◊      Jesus can help. Those who know they need a life-change, regardless how drastic, can know that Jesus is the answer. Pray to Him, read His word, connect with His servants through a church family. Jesus can help you if you trust Him as Savior from sin and Lord of life.

◊      Jesus can harden. Those who believe they don’t need any life-changes, much more faith in Christ, can continue rebelling against Jesus. Christmas reminds us that right now God is patient with us, not wishing anyone to perish but to come to repentance (cf. John 3:16; Lk 15; Rom 2:4; 1Tim 2:4; 2Peter 3:9). But, if you continue pushing Jesus away, then your heart will grow hardened and there will be no hope for you (cf. Rom 2:5).


Joseph and Mary are not the main characters of this story. Their roles were important and influential for today. However, both Joseph and Mary realized that their lives were only the background for their son – God’s Son – Jesus to take the center attention. In fact, Joseph’s most important work of raising Jesus was done largely without record. In the world’s eyes, Joseph is unacknowledged, unsung and unrewarded for his role. Yet, Joseph and Mary’s quiet faithfulness is most beautiful. Together they shined the spotlight on what was most necessary: Jesus.
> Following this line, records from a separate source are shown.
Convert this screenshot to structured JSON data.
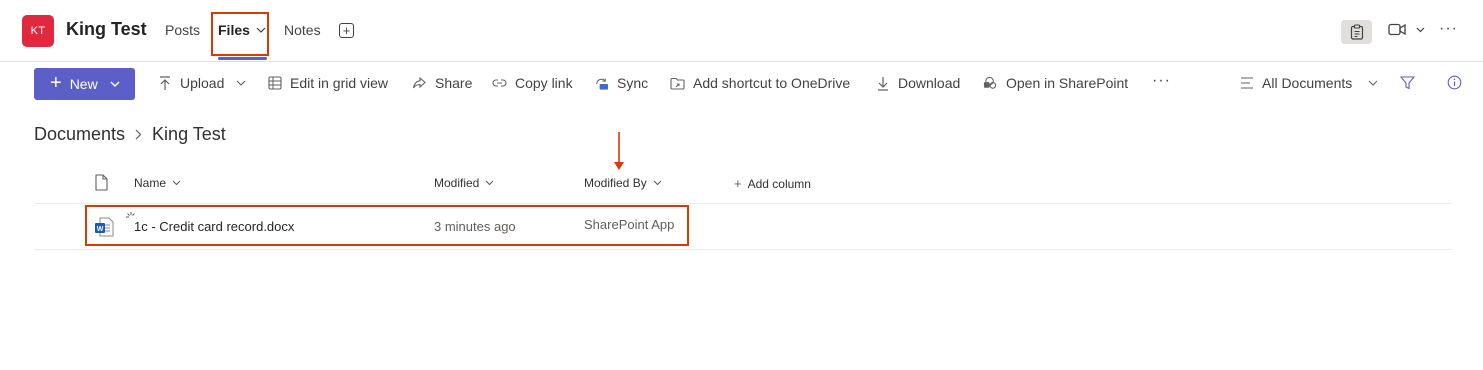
{
  "header": {
    "avatar_initials": "KT",
    "team_name": "King Test",
    "tabs": [
      {
        "label": "Posts",
        "active": false
      },
      {
        "label": "Files",
        "active": true
      },
      {
        "label": "Notes",
        "active": false
      }
    ],
    "add_tab_symbol": "+",
    "more_symbol": "···",
    "icons": [
      "clipboard-icon",
      "video-icon",
      "chevron-down-icon",
      "more-icon"
    ]
  },
  "commandbar": {
    "new_label": "New",
    "upload_label": "Upload",
    "grid_label": "Edit in grid view",
    "share_label": "Share",
    "copylink_label": "Copy link",
    "sync_label": "Sync",
    "shortcut_label": "Add shortcut to OneDrive",
    "download_label": "Download",
    "sharepoint_label": "Open in SharePoint",
    "more_symbol": "···",
    "view_label": "All Documents",
    "icons": [
      "upload-icon",
      "grid-icon",
      "share-icon",
      "link-icon",
      "sync-icon",
      "shortcut-icon",
      "download-icon",
      "sharepoint-icon",
      "list-view-icon",
      "filter-icon",
      "info-icon"
    ]
  },
  "breadcrumb": {
    "root": "Documents",
    "current": "King Test"
  },
  "table": {
    "columns": {
      "name": "Name",
      "modified": "Modified",
      "modified_by": "Modified By",
      "add_column": "Add column"
    },
    "rows": [
      {
        "name": "1c - Credit card record.docx",
        "modified": "3 minutes ago",
        "modified_by": "SharePoint App",
        "file_icon": "word-icon"
      }
    ]
  },
  "colors": {
    "accent": "#5b5fc7",
    "avatar": "#e0283e",
    "annotation": "#d83b01"
  }
}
While we consider the courage it may take to be with Jesus, consider that it took infinitely more courage for Jesus to be with us.[8] Christianity is similar to other religions in gods coming to earth, but is distinct in that God descended to earth for the sole purpose of dying for people. No other religion has a God who shows the bold bravery to die on our behalf, and then His prominent power by rising from the dead. Christmas is merry only because God is mighty over death.   

è Will you receive God’s free gift of forgiveness of sin and freedom unto life through Jesus Christ?

è Will you reflect the love of Jesus to promote with your life and proclaim with your lips the gospel of Jesus?

è Here I Am To Worship / Silent Night…

– – – – – – – – – – – – – – – – – – – –

[1] Mounce, Robert H, Matthew, vol. 1 of New International Biblical Commentary, (Peabody: Hendrickson, 1991), 8.

[2] Craig Blomberg, Matthew, New American Commentary, 70.

[3] Blomberg, Craig L., Matthew, vol 22 of The New American Commentary, (Nashville: Broadman, 1992), 53.

[4] Donald Hagner, Matthew, Word Biblical Commentary, Matthew 1:21.

[5] Thought inspired by

[6] Referenced in Josh McDowell’s Evidence That Demands A Verdict, 167.

[7] Tim Keller, Hidden Christmas, p.56, 58.

[8] Ibid, 61.

Leave a Reply

Fill in your details below or click an icon to log in: Logo

You are commenting using your account. Log Out /  Change )

Twitter picture

You are commenting using your Twitter account. Log Out /  Change )

Facebook photo

You are commenting using your Facebook account. Log Out /  Change )

Connecting to %s